> **ABOUT THIS EXERCISE**: Output the data below exactly. Leave nothing out.
-------- SOURCE DATA --------
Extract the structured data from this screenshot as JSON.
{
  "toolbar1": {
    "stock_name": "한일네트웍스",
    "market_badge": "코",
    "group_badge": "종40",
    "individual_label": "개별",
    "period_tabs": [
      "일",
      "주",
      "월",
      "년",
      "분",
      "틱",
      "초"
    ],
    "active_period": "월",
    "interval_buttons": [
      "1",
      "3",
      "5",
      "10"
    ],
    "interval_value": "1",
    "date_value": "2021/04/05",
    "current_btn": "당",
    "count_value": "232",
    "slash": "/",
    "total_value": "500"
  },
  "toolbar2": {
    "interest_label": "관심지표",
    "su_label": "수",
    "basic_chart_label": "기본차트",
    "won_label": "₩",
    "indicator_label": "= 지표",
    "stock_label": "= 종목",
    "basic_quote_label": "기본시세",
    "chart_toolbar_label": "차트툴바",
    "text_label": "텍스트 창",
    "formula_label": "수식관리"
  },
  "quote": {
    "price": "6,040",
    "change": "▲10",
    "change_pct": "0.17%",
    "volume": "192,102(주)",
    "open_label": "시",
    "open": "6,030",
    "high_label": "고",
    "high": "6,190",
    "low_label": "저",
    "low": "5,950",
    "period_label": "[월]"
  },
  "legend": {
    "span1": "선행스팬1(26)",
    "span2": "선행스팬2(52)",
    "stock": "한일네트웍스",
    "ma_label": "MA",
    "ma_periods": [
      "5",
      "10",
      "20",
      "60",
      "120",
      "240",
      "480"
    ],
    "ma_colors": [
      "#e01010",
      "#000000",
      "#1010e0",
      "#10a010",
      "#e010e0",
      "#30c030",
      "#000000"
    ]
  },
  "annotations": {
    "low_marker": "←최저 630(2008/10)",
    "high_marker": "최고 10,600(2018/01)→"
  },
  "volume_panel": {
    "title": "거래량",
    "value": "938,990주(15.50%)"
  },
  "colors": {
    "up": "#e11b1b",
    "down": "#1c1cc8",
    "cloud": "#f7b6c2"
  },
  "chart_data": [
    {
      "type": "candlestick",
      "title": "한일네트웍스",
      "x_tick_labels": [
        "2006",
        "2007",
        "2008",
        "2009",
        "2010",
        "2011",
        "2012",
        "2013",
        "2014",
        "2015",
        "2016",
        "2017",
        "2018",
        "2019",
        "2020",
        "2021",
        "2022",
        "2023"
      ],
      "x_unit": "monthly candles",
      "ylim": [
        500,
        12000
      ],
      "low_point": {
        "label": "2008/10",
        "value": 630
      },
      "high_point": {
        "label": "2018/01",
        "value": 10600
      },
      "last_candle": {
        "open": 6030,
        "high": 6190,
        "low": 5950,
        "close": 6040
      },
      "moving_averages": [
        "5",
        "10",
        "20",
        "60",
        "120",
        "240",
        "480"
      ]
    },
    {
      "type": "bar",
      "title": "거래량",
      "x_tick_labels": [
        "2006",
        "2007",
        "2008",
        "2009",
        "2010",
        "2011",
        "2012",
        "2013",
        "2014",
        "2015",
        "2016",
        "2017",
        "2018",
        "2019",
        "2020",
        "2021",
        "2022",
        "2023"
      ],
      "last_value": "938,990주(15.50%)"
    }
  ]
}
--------
> **SOLUTION TO THE PROBLEM**:
Extract the structured data from this screenshot as JSON.
{
  "toolbar1": {
    "stock_name": "한일네트웍스",
    "market_badge": "코",
    "group_badge": "종40",
    "individual_label": "개별",
    "period_tabs": [
      "일",
      "주",
      "월",
      "년",
      "분",
      "틱",
      "초"
    ],
    "active_period": "월",
    "interval_buttons": [
      "1",
      "3",
      "5",
      "10"
    ],
    "interval_value": "1",
    "date_value": "2021/04/05",
    "current_btn": "당",
    "count_value": "232",
    "slash": "/",
    "total_value": "500"
  },
  "toolbar2": {
    "interest_label": "관심지표",
    "su_label": "수",
    "basic_chart_label": "기본차트",
    "won_label": "₩",
    "indicator_label": "= 지표",
    "stock_label": "= 종목",
    "basic_quote_label": "기본시세",
    "chart_toolbar_label": "차트툴바",
    "text_label": "텍스트 창",
    "formula_label": "수식관리"
  },
  "quote": {
    "price": "6,040",
    "change": "▲10",
    "change_pct": "0.17%",
    "volume": "192,102(주)",
    "open_label": "시",
    "open": "6,030",
    "high_label": "고",
    "high": "6,190",
    "low_label": "저",
    "low": "5,950",
    "period_label": "[월]"
  },
  "legend": {
    "span1": "선행스팬1(26)",
    "span2": "선행스팬2(52)",
    "stock": "한일네트웍스",
    "ma_label": "MA",
    "ma_periods": [
      "5",
      "10",
      "20",
      "60",
      "120",
      "240",
      "480"
    ],
    "ma_colors": [
      "#e01010",
      "#000000",
      "#1010e0",
      "#10a010",
      "#e010e0",
      "#30c030",
      "#000000"
    ]
  },
  "annotations": {
    "low_marker": "←최저 630(2008/10)",
    "high_marker": "최고 10,600(2018/01)→"
  },
  "volume_panel": {
    "title": "거래량",
    "value": "938,990주(15.50%)"
  },
  "colors": {
    "up": "#e11b1b",
    "down": "#1c1cc8",
    "cloud": "#f7b6c2"
  },
  "chart_data": [
    {
      "type": "candlestick",
      "title": "한일네트웍스",
      "x_tick_labels": [
        "2006",
        "2007",
        "2008",
        "2009",
        "2010",
        "2011",
        "2012",
        "2013",
        "2014",
        "2015",
        "2016",
        "2017",
        "2018",
        "2019",
        "2020",
        "2021",
        "2022",
        "2023"
      ],
      "x_unit": "monthly candles",
      "ylim": [
        500,
        12000
      ],
      "low_point": {
        "label": "2008/10",
        "value": 630
      },
      "high_point": {
        "label": "2018/01",
        "value": 10600
      },
      "last_candle": {
        "open": 6030,
        "high": 6190,
        "low": 5950,
        "close": 6040
      },
      "moving_averages": [
        "5",
        "10",
        "20",
        "60",
        "120",
        "240",
        "480"
      ]
    },
    {
      "type": "bar",
      "title": "거래량",
      "x_tick_labels": [
        "2006",
        "2007",
        "2008",
        "2009",
        "2010",
        "2011",
        "2012",
        "2013",
        "2014",
        "2015",
        "2016",
        "2017",
        "2018",
        "2019",
        "2020",
        "2021",
        "2022",
        "2023"
      ],
      "last_value": "938,990주(15.50%)"
    }
  ]
}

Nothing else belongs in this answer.